» Work to complete
Return every line from the records below in which the word "this" is found.

» Record excerpts
--*--
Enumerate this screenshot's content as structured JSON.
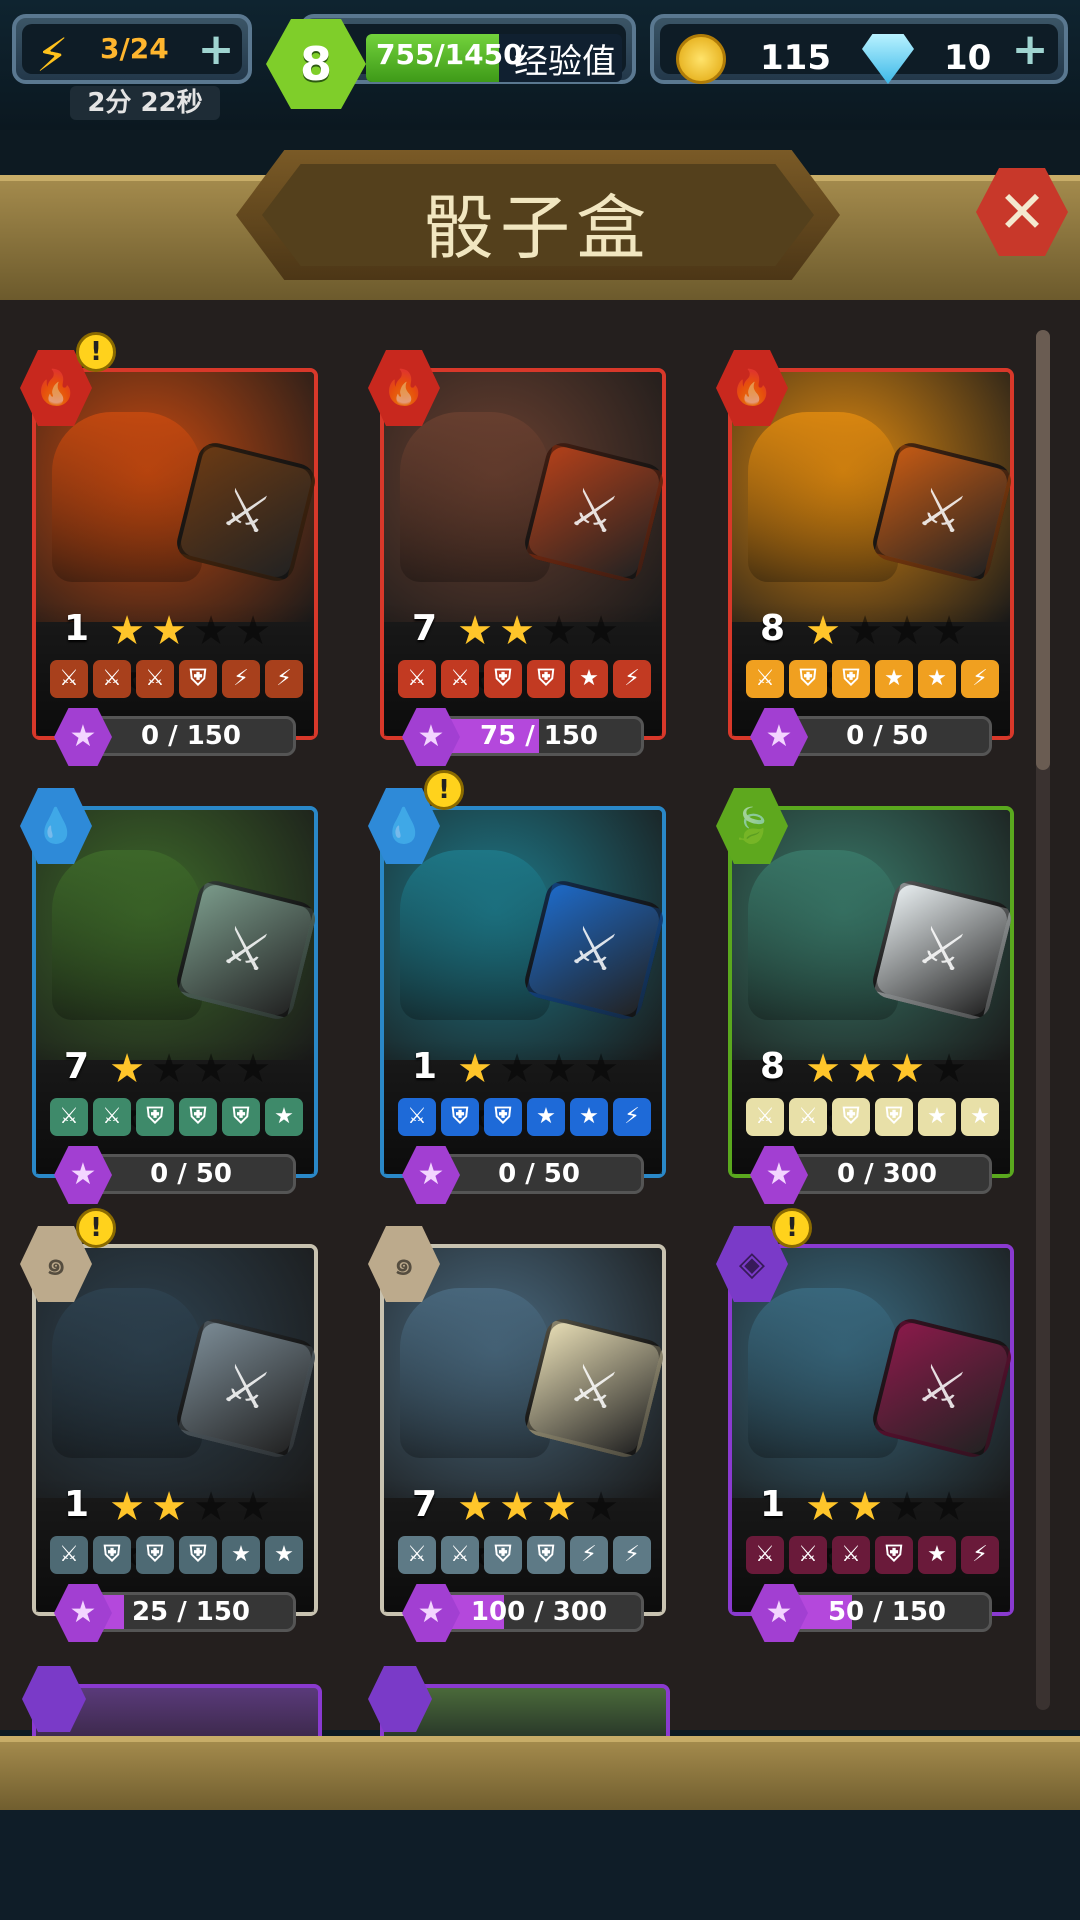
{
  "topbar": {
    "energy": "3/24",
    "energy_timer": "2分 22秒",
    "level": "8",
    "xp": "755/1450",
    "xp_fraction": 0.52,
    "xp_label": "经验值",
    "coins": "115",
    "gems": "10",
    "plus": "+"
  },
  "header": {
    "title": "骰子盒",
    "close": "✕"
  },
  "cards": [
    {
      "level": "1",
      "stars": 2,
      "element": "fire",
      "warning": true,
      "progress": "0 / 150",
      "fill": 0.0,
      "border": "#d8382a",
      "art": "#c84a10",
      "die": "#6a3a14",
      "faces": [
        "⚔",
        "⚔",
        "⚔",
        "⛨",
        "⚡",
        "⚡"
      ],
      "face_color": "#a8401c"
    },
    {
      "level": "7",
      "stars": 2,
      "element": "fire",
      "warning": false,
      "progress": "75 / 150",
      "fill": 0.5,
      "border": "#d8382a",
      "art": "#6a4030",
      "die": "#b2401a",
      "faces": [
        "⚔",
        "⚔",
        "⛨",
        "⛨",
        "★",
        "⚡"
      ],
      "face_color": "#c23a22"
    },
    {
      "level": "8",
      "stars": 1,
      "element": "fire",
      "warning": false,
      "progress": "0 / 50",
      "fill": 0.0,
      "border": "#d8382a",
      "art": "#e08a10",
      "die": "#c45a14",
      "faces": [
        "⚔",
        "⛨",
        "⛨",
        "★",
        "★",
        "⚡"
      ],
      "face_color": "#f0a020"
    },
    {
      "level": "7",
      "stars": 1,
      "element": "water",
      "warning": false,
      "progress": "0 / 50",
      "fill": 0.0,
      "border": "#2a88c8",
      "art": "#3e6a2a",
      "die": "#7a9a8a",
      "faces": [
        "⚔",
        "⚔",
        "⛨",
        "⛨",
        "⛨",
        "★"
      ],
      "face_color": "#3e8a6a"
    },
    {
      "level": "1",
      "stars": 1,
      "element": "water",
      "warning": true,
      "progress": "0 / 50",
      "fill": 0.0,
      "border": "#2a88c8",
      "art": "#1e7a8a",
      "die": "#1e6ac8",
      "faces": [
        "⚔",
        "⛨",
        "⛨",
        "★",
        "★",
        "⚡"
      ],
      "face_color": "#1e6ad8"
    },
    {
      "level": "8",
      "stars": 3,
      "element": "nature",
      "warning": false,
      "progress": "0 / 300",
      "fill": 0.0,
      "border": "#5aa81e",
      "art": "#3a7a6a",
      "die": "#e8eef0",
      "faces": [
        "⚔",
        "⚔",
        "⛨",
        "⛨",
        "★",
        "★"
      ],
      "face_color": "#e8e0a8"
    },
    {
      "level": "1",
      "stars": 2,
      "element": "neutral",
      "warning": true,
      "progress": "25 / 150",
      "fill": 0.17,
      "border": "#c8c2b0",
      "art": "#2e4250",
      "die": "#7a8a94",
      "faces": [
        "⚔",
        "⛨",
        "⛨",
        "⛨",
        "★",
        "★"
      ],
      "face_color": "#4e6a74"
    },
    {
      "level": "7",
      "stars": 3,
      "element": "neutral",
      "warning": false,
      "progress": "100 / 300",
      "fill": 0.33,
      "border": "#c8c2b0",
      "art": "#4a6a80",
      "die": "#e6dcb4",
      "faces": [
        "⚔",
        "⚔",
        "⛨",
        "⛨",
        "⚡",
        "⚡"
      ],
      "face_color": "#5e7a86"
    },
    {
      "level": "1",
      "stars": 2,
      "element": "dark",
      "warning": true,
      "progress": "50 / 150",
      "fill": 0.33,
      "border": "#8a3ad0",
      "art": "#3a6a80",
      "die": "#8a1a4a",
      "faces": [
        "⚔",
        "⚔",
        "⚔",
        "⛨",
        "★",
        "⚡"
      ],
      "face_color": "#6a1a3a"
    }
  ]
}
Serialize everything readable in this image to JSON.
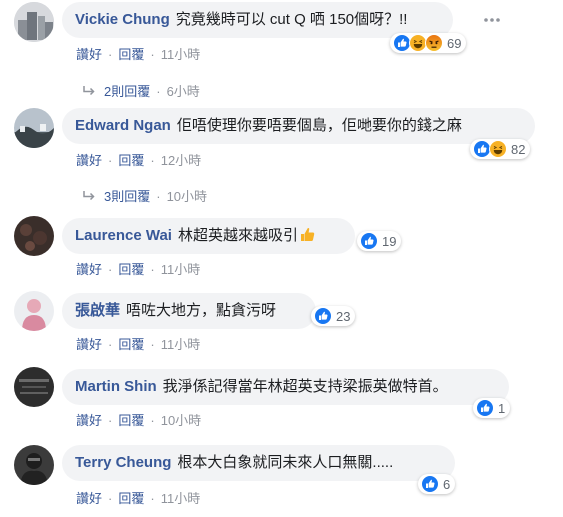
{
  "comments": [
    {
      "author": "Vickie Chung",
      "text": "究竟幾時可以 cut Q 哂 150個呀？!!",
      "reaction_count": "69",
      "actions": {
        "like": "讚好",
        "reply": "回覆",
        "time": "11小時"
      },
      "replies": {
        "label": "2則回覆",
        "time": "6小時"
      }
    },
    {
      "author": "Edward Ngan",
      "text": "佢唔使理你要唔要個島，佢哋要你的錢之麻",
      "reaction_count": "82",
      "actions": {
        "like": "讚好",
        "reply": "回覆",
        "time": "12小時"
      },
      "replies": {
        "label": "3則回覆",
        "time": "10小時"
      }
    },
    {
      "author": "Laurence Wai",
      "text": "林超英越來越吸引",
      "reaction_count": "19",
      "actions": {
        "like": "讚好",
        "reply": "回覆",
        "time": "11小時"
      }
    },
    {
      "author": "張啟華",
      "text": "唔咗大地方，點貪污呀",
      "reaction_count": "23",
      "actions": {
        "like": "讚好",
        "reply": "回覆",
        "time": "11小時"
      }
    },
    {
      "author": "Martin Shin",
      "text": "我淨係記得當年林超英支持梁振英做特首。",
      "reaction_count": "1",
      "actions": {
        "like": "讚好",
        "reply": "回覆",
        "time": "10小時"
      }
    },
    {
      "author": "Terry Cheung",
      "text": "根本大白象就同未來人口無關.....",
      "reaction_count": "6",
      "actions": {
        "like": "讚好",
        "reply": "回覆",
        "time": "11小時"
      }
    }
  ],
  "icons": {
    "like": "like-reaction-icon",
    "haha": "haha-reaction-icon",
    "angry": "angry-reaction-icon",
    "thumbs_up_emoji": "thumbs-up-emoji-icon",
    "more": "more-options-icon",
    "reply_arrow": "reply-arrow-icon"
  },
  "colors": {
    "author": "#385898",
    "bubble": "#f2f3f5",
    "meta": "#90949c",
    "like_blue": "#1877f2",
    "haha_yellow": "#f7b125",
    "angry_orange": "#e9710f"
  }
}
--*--
» Response
Enumerate this screenshot's content as structured JSON.
Serialize everything readable in this image to JSON.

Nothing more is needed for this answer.